Yeah blacktiger, even I, the "language pro" couldn't make any sense of many words, but I do have some "favourites" on the list:

3 Ultra-energetic cosmic rays

FOR more than a decade, physicists in Japan have been seeing cosmic rays that should not exist. Cosmic rays are particles - mostly protons but sometimes heavy atomic nuclei - that travel through the universe at close to the speed of light. Some cosmic rays detected on Earth are produced in violent events such as supernovae, but we still don't know the origins of the highest-energy particles, which are the most energetic particles ever seen in nature.


5 Dark matter

TAKE our best understanding of gravity, apply it to the way galaxies spin, and you'll quickly see the problem: the galaxies should be falling apart. Galactic matter orbits around a central point because its mutual gravitational attraction creates centripetal forces. But there is not enough mass in the galaxies to produce the observed spin.


9 Dark energy

IT IS one of the most famous, and most embarrassing, problems in physics. In 1998, astronomers discovered that the universe is expanding at ever faster speeds. It's an effect still searching for a cause - until then, everyone thought the universe's expansion was slowing down after the big bang. "Theorists are still floundering around, looking for a sensible explanation," says cosmologist Katherine Freese of the University of Michigan, Ann Arbor. "We're all hoping that upcoming observations of supernovae, of clusters of galaxies and so on will give us more clues."

One suggestion is that some property of empty space is responsible - cosmologists call it dark energy. But all attempts to pin it down have fallen woefully short. It's also possible that Einstein's theory of general relativity may need to be tweaked when applied to the very largest scales of the universe. "The field is still wide open," Freese says.


11 The Wow signal

IT WAS 37 seconds long and came from outer space. On 15 August 1977 it caused astronomer Jerry Ehman, then of Ohio State University in Columbus, to scrawl "Wow!" on the printout from Big Ear, Ohio State's radio telescope in Delaware. And 28 years later no one knows what created the signal. "I am still waiting for a definitive explanation that makes sense," Ehman says.

Coming from the direction of Sagittarius, the pulse of radiation was confined to a narrow range of radio frequencies around 1420 megahertz. This frequency is in a part of the radio spectrum in which all transmissions are prohibited by international agreement.
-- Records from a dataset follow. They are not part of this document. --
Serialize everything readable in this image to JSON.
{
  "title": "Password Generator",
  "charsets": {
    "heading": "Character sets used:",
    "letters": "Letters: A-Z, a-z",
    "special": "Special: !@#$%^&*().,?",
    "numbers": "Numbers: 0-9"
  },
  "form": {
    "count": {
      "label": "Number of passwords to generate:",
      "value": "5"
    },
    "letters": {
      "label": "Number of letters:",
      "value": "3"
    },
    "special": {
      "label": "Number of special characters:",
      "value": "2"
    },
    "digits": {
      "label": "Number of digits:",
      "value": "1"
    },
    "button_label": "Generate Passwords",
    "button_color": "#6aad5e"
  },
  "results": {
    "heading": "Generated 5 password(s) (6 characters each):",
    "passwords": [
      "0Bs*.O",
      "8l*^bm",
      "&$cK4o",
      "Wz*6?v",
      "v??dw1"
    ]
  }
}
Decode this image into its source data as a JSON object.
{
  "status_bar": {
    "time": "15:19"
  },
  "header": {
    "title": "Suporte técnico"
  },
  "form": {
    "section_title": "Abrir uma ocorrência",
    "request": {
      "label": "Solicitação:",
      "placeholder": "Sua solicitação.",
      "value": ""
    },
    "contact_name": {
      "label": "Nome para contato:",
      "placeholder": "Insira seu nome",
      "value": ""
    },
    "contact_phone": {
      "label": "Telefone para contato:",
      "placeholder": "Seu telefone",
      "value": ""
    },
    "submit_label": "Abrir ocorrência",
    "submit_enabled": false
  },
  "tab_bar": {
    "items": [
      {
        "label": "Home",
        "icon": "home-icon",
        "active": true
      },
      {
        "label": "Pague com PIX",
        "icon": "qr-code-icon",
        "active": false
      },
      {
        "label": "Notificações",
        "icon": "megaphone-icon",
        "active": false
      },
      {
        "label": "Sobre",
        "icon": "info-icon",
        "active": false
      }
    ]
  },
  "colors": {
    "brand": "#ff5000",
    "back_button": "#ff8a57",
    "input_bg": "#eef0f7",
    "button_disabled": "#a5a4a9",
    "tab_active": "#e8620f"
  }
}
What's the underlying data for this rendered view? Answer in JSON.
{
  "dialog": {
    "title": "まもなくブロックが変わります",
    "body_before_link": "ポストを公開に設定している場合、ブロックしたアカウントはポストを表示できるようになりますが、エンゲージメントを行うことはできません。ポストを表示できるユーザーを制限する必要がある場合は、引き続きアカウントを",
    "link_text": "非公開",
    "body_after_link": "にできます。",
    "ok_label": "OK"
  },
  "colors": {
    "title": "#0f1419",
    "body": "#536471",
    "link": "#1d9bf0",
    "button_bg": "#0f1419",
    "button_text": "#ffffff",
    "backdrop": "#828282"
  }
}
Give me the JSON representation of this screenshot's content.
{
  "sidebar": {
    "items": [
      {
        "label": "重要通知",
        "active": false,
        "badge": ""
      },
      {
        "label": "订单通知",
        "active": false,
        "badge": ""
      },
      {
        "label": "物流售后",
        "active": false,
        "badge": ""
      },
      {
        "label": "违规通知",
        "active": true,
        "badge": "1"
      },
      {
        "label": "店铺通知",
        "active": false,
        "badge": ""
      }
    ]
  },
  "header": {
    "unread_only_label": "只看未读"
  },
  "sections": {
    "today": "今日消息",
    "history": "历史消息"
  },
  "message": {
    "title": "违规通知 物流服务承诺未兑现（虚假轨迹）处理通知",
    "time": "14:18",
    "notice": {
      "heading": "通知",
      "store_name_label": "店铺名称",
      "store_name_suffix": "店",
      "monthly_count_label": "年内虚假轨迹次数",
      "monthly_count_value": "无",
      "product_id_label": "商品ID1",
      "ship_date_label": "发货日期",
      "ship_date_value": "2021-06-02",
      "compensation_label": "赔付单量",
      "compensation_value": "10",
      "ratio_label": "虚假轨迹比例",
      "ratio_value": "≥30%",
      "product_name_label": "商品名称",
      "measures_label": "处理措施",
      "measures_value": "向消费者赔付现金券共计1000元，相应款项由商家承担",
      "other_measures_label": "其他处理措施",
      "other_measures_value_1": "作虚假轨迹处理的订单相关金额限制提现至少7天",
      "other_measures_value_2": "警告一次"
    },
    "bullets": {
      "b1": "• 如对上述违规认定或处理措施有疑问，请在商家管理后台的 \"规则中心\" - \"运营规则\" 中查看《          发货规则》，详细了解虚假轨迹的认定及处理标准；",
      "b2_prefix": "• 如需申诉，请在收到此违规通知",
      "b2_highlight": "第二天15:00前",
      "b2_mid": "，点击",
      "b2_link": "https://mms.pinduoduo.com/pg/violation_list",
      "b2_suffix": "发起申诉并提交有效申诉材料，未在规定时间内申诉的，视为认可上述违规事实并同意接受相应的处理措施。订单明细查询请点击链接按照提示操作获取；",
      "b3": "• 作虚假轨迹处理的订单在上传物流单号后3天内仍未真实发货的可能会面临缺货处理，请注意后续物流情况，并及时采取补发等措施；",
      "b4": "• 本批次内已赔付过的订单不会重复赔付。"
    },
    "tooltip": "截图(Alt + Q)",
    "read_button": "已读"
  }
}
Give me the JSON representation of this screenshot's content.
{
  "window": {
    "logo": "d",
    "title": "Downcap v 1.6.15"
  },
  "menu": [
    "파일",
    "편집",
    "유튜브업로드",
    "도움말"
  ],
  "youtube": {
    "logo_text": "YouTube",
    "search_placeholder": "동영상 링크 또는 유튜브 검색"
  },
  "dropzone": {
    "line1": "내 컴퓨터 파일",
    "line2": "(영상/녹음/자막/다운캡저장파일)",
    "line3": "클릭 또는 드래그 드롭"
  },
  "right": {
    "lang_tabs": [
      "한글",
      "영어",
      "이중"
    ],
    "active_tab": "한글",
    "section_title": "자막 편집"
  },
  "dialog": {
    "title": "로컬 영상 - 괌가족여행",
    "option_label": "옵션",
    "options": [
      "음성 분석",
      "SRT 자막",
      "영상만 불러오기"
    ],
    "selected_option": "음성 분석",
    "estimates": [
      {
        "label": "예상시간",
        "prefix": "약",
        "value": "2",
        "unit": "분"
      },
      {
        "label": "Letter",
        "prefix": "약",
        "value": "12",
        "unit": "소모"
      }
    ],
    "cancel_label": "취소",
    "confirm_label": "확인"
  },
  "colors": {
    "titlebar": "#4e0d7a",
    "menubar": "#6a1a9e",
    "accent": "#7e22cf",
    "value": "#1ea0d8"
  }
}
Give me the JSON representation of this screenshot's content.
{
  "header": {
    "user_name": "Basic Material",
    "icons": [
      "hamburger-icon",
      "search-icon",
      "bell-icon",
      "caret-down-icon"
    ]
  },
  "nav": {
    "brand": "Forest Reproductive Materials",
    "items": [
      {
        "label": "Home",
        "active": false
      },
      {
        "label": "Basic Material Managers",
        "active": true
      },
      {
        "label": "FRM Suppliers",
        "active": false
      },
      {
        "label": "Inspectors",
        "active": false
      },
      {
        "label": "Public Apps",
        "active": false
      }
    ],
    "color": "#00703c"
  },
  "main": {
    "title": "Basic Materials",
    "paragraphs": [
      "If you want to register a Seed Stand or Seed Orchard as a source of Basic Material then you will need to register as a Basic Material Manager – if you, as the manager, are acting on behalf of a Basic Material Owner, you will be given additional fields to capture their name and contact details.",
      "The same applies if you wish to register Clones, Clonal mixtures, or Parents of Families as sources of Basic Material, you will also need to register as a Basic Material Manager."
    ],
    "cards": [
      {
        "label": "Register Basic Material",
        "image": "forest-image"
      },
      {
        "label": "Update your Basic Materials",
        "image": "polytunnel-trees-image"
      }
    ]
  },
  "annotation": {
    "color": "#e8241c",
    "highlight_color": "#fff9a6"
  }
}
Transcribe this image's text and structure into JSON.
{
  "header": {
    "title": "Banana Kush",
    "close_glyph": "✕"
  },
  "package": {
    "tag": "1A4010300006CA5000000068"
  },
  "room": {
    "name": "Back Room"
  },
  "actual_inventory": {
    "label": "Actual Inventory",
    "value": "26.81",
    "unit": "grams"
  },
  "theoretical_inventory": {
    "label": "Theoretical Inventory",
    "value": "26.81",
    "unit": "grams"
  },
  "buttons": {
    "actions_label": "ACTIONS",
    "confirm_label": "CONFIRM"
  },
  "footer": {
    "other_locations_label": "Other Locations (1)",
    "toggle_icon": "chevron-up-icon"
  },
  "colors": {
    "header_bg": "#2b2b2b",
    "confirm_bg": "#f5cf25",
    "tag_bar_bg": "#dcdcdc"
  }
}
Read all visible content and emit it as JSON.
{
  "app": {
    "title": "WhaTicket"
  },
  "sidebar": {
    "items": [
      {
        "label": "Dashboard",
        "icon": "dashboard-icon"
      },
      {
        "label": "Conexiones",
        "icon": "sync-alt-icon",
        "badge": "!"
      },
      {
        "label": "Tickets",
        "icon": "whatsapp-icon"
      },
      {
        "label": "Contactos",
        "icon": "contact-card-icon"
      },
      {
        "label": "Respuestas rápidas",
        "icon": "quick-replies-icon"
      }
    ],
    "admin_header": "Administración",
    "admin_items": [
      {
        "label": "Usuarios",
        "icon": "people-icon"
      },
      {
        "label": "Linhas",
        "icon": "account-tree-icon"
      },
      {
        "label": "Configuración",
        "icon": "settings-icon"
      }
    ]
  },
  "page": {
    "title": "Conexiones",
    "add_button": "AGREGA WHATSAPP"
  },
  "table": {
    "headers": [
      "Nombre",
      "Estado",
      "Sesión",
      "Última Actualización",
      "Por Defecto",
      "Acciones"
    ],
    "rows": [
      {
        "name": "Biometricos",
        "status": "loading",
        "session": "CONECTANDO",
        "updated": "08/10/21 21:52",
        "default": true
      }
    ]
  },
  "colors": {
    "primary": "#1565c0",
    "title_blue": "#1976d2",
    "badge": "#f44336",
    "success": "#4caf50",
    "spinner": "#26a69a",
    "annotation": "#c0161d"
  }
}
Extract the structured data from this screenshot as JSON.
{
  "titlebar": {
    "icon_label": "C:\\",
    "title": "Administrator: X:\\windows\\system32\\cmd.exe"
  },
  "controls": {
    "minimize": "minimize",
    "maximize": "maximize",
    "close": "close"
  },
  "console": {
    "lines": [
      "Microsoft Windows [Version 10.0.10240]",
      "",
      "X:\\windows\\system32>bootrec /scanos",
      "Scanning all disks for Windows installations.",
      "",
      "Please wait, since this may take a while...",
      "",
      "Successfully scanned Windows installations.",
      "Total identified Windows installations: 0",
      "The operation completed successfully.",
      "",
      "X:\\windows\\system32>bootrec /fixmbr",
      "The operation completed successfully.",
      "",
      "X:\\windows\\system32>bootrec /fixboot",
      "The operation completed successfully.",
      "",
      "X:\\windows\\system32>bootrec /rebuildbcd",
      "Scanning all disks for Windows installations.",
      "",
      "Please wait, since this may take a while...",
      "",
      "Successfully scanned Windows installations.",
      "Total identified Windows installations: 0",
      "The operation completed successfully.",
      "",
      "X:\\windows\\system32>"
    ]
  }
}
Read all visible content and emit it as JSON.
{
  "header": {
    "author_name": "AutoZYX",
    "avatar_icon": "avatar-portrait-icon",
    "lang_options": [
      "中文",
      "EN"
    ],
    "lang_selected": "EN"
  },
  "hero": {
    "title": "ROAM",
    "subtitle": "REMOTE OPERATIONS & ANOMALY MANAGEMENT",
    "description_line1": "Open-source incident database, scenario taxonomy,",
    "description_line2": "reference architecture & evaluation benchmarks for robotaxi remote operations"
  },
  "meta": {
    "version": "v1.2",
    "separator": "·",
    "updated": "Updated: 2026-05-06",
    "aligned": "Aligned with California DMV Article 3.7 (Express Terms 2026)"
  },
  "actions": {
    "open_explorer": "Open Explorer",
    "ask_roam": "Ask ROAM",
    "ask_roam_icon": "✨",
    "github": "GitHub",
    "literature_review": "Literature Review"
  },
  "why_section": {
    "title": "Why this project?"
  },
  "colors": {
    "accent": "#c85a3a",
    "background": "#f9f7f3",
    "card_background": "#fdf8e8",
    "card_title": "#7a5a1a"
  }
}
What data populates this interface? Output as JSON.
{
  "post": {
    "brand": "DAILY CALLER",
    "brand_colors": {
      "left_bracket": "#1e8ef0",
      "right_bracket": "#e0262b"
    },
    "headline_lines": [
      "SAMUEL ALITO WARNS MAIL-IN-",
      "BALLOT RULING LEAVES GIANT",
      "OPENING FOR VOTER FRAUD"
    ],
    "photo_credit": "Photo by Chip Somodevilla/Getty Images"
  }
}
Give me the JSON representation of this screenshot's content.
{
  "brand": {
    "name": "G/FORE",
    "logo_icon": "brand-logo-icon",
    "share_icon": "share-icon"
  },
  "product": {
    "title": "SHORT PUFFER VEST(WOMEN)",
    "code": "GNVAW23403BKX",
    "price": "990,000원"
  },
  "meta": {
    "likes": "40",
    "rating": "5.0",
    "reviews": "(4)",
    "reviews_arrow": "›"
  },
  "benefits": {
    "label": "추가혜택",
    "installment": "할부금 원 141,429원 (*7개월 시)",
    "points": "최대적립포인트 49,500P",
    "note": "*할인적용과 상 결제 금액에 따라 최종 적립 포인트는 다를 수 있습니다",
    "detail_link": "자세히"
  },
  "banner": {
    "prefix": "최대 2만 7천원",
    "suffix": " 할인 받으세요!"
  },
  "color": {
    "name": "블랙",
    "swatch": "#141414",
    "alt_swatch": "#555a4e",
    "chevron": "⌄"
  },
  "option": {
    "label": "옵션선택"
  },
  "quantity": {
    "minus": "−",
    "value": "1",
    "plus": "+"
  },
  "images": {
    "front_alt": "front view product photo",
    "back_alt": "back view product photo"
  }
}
Natural sources of radiation, such as the thermal emissions from planets, usually cover a much broader sweep of frequencies. So what caused it?

The nearest star in that direction is 220 light years away. If that is where is came from, it would have had to be a pretty powerful astronomical event - or an advanced alien civilisation using an astonishingly large and powerful transmitter.


13 Cold fusion

AFTER 16 years, it's back. In fact, cold fusion never really went away. Over a 10-year period from 1989, US navy labs ran more than 200 experiments to investigate whether nuclear reactions generating more energy than they consume - supposedly only possible inside stars - can occur at room temperature. Numerous researchers have since pronounced themselves believers.

With controllable cold fusion, many of the world's energy problems would melt away: no wonder the US Department of Energy is interested. In December, after a lengthy review of the evidence, it said it was open to receiving proposals for new cold fusion experiments.

I just love l'Espace. Thanks CFT for this, and it's quite a cool coincidence we both posted spaced-out-space (well mostly) links the same day! :P (I am talking about this thread (http://forums.astraldynamics.com/viewtopic.php?p=59872#59872))

My opinions:

*It's hilarious how little mankind actually knows, about anything! The "solution" to most of the stuff we don't understand or that doesn't fint into our "theories", is to just throw away the old flawed theories and again create new ones, that in turn will create other problems... We humans are so adorable in away, running around trying to grasp everything around us but just get lost on the way lol...
*Go astrosexuality!! ;)